§ **WHAT TO PRODUCE**: Search the material for "value" and copy each line in which it is found.

§ **EXERCISE INPUTS**:

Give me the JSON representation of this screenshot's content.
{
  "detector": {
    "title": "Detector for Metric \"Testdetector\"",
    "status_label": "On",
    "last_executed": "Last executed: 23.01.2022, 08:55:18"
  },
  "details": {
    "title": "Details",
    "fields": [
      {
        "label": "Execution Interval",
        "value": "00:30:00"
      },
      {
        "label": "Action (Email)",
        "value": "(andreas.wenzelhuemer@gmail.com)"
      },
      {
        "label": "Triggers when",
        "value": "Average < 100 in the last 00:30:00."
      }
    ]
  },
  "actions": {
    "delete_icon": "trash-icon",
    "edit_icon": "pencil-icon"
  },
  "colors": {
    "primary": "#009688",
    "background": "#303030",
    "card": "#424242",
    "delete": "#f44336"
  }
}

§ **REPLY TO THE TASK**:
        "value": "00:30:00"
        "value": "(andreas.wenzelhuemer@gmail.com)"
        "value": "Average < 100 in the last 00:30:00."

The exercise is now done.